Items from an interface collection
- Opening Delimiter -
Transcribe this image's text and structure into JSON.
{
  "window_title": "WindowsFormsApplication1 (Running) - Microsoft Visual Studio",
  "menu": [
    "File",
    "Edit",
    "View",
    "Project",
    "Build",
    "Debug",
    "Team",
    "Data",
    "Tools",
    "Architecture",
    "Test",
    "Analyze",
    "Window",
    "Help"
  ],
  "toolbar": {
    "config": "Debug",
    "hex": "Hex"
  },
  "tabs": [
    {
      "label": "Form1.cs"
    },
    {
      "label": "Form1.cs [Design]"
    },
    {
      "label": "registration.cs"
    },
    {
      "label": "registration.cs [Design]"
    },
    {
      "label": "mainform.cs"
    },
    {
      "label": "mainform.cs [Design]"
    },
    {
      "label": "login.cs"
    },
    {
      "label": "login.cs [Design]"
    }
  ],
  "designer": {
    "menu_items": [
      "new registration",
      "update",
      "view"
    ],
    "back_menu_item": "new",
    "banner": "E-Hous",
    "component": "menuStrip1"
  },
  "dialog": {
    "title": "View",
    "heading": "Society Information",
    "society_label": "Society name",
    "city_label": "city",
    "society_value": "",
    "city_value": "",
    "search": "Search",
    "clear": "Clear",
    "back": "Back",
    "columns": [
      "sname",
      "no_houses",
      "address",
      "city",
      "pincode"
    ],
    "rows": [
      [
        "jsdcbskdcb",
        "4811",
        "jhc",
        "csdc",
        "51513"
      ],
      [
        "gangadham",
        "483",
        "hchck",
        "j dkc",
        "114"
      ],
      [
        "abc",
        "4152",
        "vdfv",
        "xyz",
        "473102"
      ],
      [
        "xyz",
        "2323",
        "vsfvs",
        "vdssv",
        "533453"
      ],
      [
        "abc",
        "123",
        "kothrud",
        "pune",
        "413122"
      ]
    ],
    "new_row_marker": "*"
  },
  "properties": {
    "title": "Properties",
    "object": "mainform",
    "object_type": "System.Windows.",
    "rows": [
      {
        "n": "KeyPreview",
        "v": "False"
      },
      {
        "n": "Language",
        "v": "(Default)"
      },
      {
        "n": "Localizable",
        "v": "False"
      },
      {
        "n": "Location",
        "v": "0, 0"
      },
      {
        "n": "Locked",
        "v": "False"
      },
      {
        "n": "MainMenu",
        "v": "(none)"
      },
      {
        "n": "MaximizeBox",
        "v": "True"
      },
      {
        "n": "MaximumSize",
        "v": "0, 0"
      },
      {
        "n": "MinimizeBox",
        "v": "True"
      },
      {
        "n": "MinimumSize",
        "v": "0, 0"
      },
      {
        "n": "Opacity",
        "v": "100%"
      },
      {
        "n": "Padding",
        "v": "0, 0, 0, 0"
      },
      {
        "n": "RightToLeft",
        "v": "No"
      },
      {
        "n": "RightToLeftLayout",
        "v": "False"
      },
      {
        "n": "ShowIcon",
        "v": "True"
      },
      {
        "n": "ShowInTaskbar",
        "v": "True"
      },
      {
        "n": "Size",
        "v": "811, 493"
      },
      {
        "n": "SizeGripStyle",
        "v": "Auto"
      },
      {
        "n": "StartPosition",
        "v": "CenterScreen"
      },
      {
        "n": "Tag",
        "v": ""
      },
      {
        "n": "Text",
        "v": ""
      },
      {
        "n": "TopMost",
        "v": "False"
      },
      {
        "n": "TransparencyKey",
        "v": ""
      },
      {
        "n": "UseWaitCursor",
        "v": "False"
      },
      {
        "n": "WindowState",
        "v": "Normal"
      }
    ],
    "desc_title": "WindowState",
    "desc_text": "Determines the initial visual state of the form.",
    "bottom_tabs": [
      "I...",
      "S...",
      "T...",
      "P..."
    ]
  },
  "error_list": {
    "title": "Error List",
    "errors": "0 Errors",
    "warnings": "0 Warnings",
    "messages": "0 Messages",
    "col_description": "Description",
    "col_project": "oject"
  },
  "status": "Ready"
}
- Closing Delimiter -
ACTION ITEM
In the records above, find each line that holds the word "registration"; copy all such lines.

EXERCISE SOLUTION
      "label": "registration.cs"
      "label": "registration.cs [Design]"
      "new registration",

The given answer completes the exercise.